As I think about this one story, I continue to be inspired by that man’s upbeat attitude and expectation. And I asked myself, How can I better practice joy on dark days?
Maybe you’ve heard the old adage, “Laughter is the best medicine.” I was intrigued to learn recently that there’s actually such a thing as laughter therapy. Apparently, a number of medical studies are concluding that laughter and humor, applied to distressing situations, just may be the best remedy.
But is humor merely part of a stoic “grin and bear it approach”? A “cheer up and smile” to someone who’s struggling?
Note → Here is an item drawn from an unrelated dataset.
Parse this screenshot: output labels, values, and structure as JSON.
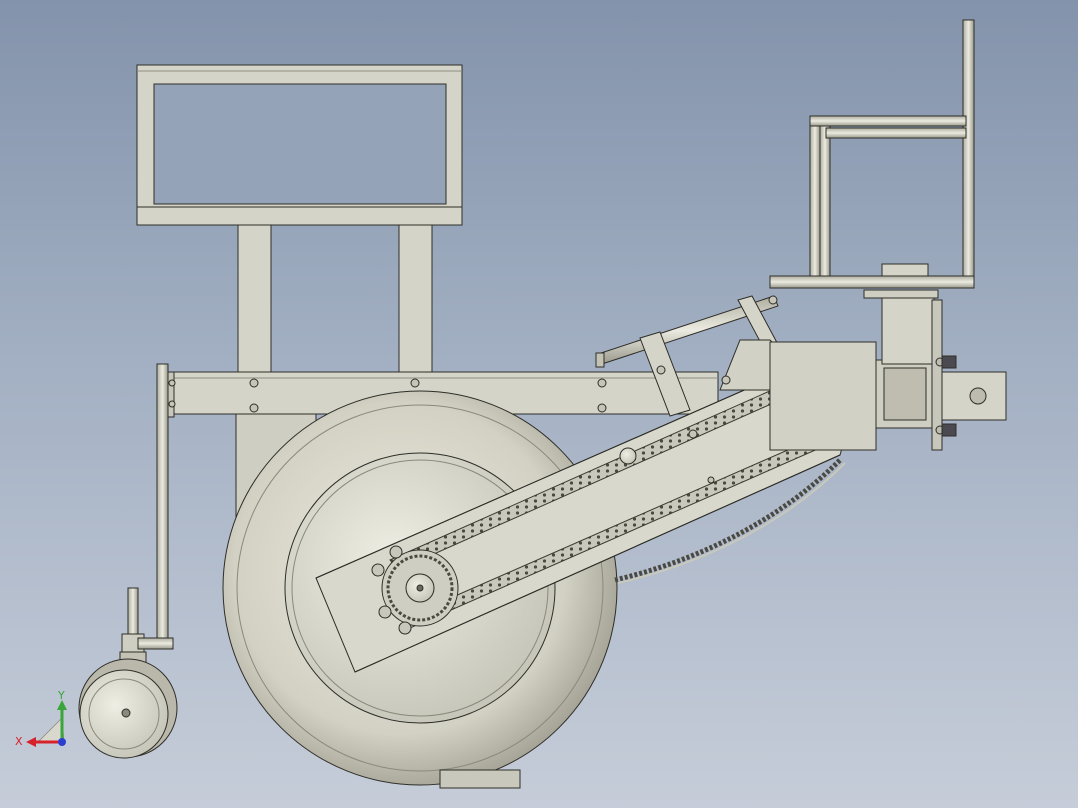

I don’t think so. Throughout my life, I’ve returned again and again to Jesus’ words “. . . and your joy no man taketh from you” (John 16:22). And I’ve discovered that nothing can take away honest joy, because joy is indeed God-given. In fact, I’m convinced that there’s real healing power and value in joy that springs from spiritual convictions. It’s this kind of joy that lifts us up, shifting our focus from a sense of human helplessness, to the naturalness of God’s care for His children.
I’m learning that being spiritually lighthearted means letting go of and placing the burdens of life where they belong-on the shoulders of our Father-Mother God. This truly does lighten all burdens by pointing us upward and making our days bright with the realization that there are infinite possibilities. God wants only good for His children and will lead us to “dry ground,” where we can continue our journey with sure footing.
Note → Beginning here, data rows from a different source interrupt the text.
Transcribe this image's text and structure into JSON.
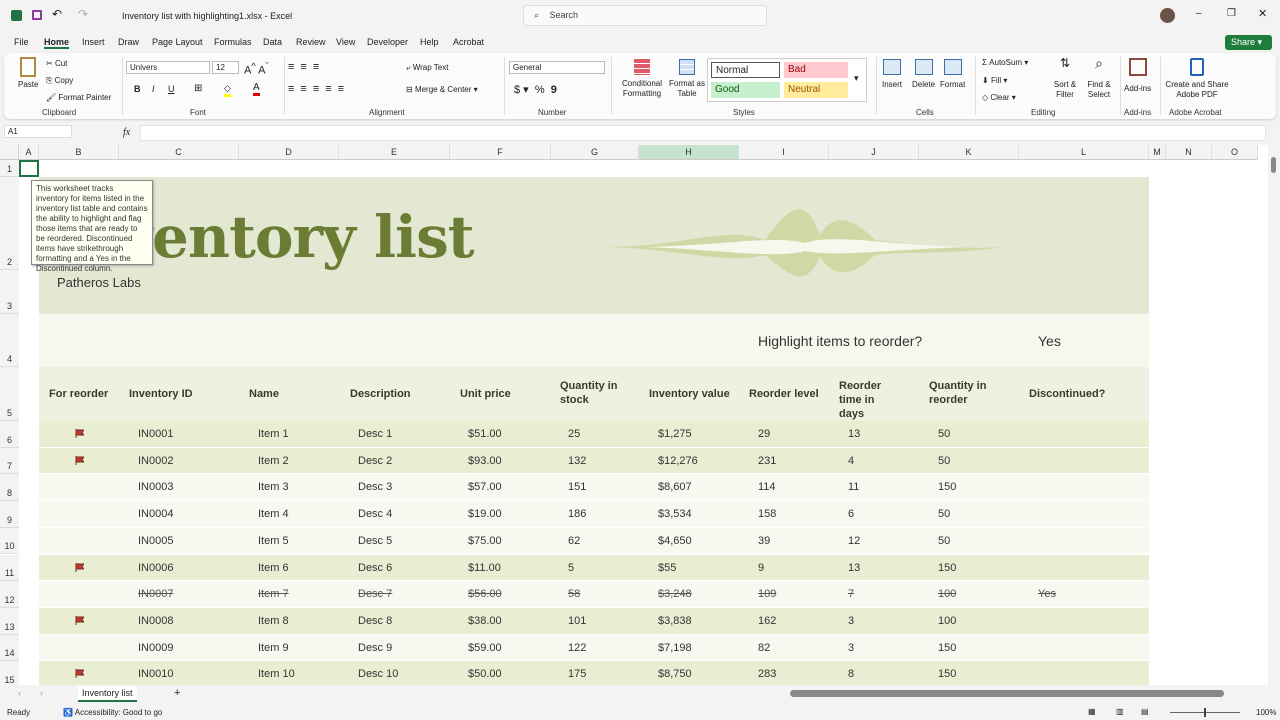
{
  "app": {
    "title": "Inventory list with highlighting1.xlsx  -  Excel",
    "search_placeholder": "Search",
    "share": "Share"
  },
  "menu": [
    "File",
    "Home",
    "Insert",
    "Draw",
    "Page Layout",
    "Formulas",
    "Data",
    "Review",
    "View",
    "Developer",
    "Help",
    "Acrobat"
  ],
  "ribbon": {
    "clipboard": {
      "paste": "Paste",
      "cut": "Cut",
      "copy": "Copy",
      "format_painter": "Format Painter",
      "label": "Clipboard"
    },
    "font": {
      "name": "Univers",
      "size": "12",
      "bold": "B",
      "italic": "I",
      "underline": "U",
      "label": "Font"
    },
    "alignment": {
      "wrap": "Wrap Text",
      "merge": "Merge & Center",
      "label": "Alignment"
    },
    "number": {
      "format": "General",
      "currency": "$",
      "percent": "%",
      "comma": "9",
      "label": "Number"
    },
    "styles": {
      "conditional": "Conditional Formatting",
      "format_table": "Format as Table",
      "normal": "Normal",
      "bad": "Bad",
      "good": "Good",
      "neutral": "Neutral",
      "label": "Styles"
    },
    "cells": {
      "insert": "Insert",
      "delete": "Delete",
      "format": "Format",
      "label": "Cells"
    },
    "editing": {
      "autosum": "AutoSum",
      "fill": "Fill",
      "clear": "Clear",
      "sort": "Sort & Filter",
      "find": "Find & Select",
      "label": "Editing"
    },
    "addins": {
      "addins": "Add-ins",
      "label": "Add-ins"
    },
    "acrobat": {
      "create": "Create and Share Adobe PDF",
      "label": "Adobe Acrobat"
    }
  },
  "formula_bar": {
    "name_box": "A1",
    "fx": "fx",
    "value": ""
  },
  "columns": [
    "A",
    "B",
    "C",
    "D",
    "E",
    "F",
    "G",
    "H",
    "I",
    "J",
    "K",
    "L",
    "M",
    "N",
    "O"
  ],
  "rows": [
    "1",
    "2",
    "3",
    "4",
    "5",
    "6",
    "7",
    "8",
    "9",
    "10",
    "11",
    "12",
    "13",
    "14",
    "15"
  ],
  "sheet": {
    "title": "Inventory list",
    "company": "Patheros Labs",
    "highlight_q": "Highlight items to reorder?",
    "highlight_a": "Yes",
    "comment": "This worksheet tracks inventory for items listed in the inventory list table and contains the ability to highlight and flag those items that are ready to be reordered. Discontinued items have strikethrough formatting and a Yes in the Discontinued column.",
    "headers": [
      "For reorder",
      "Inventory ID",
      "Name",
      "Description",
      "Unit price",
      "Quantity in stock",
      "Inventory value",
      "Reorder level",
      "Reorder time in days",
      "Quantity in reorder",
      "Discontinued?"
    ],
    "items": [
      {
        "flag": true,
        "id": "IN0001",
        "name": "Item 1",
        "desc": "Desc 1",
        "price": "$51.00",
        "qty": "25",
        "value": "$1,275",
        "level": "29",
        "days": "13",
        "reorder": "50",
        "disc": ""
      },
      {
        "flag": true,
        "id": "IN0002",
        "name": "Item 2",
        "desc": "Desc 2",
        "price": "$93.00",
        "qty": "132",
        "value": "$12,276",
        "level": "231",
        "days": "4",
        "reorder": "50",
        "disc": ""
      },
      {
        "flag": false,
        "id": "IN0003",
        "name": "Item 3",
        "desc": "Desc 3",
        "price": "$57.00",
        "qty": "151",
        "value": "$8,607",
        "level": "114",
        "days": "11",
        "reorder": "150",
        "disc": ""
      },
      {
        "flag": false,
        "id": "IN0004",
        "name": "Item 4",
        "desc": "Desc 4",
        "price": "$19.00",
        "qty": "186",
        "value": "$3,534",
        "level": "158",
        "days": "6",
        "reorder": "50",
        "disc": ""
      },
      {
        "flag": false,
        "id": "IN0005",
        "name": "Item 5",
        "desc": "Desc 5",
        "price": "$75.00",
        "qty": "62",
        "value": "$4,650",
        "level": "39",
        "days": "12",
        "reorder": "50",
        "disc": ""
      },
      {
        "flag": true,
        "id": "IN0006",
        "name": "Item 6",
        "desc": "Desc 6",
        "price": "$11.00",
        "qty": "5",
        "value": "$55",
        "level": "9",
        "days": "13",
        "reorder": "150",
        "disc": ""
      },
      {
        "flag": false,
        "id": "IN0007",
        "name": "Item 7",
        "desc": "Desc 7",
        "price": "$56.00",
        "qty": "58",
        "value": "$3,248",
        "level": "109",
        "days": "7",
        "reorder": "100",
        "disc": "Yes"
      },
      {
        "flag": true,
        "id": "IN0008",
        "name": "Item 8",
        "desc": "Desc 8",
        "price": "$38.00",
        "qty": "101",
        "value": "$3,838",
        "level": "162",
        "days": "3",
        "reorder": "100",
        "disc": ""
      },
      {
        "flag": false,
        "id": "IN0009",
        "name": "Item 9",
        "desc": "Desc 9",
        "price": "$59.00",
        "qty": "122",
        "value": "$7,198",
        "level": "82",
        "days": "3",
        "reorder": "150",
        "disc": ""
      },
      {
        "flag": true,
        "id": "IN0010",
        "name": "Item 10",
        "desc": "Desc 10",
        "price": "$50.00",
        "qty": "175",
        "value": "$8,750",
        "level": "283",
        "days": "8",
        "reorder": "150",
        "disc": ""
      }
    ]
  },
  "tabs": {
    "sheet": "Inventory list",
    "add": "+"
  },
  "status": {
    "ready": "Ready",
    "accessibility": "Accessibility: Good to go",
    "zoom": "100%"
  },
  "colors": {
    "accent": "#217346",
    "title": "#6b7d35",
    "flag": "#c0392b",
    "band": "#e9eed3",
    "plain": "#f8f8f0"
  }
}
I’m reminded of these words of Paul in his epistle to the Romans: “Be not overcome of evil, but overcome evil with good” (12:21).
This tells me that acknowledging the presence of God’s love-right in the face of chaos-will enable me to better feel the power of God’s law of good. It’s not about being in denial of the “bad stuff.” But I do believe that opening our thoughts to seeing a promising horizon enables us to find the spiritual levity that lifts us up, and brings with it all of God’s goodness, including joy. Who hasn’t experienced blessings from life changes that follow adversity? Much is to be
gained amid struggles, and often it’s depressed vision that keeps us from seeing what can be gained.
I love these words of the Psalmist: “. . . when my heart is overwhelmed; lead me to the rock that is higher than I” (Ps. 61:2). Nothing saps one’s energy more than the time and focus put into trying to manage crises. It can be overwhelming if we feel responsible for manipulating circumstances that are beyond our control. This ultimately leads to believing that the situation or problem is beyond God’s jurisdiction, too. Mary Baker Eddy wrote in Science and Health that such an admission “disarms man” and “prevents him from helping himself” (p. 394).
Maintaining a sense of humor can turn a once formidable looking issue into something more manageable. Consequently, this view provides opportunities for greater objectivity and creative insight.
Letting go of burdens, we also help ease them for others. After watching that one man’s lightheartedness when floodwaters filled his house, I’m putting my frustrations in perspective, and praying more consistently to acknowledge the power of lasting joy in everything.
Even through the darkest moments, cultivating a lighter heart (and sometimes even having a good laugh) can go a long way in helping myself, and others, break free from suffering and discouragement. The restorative effects of joy just can’t be underestimated.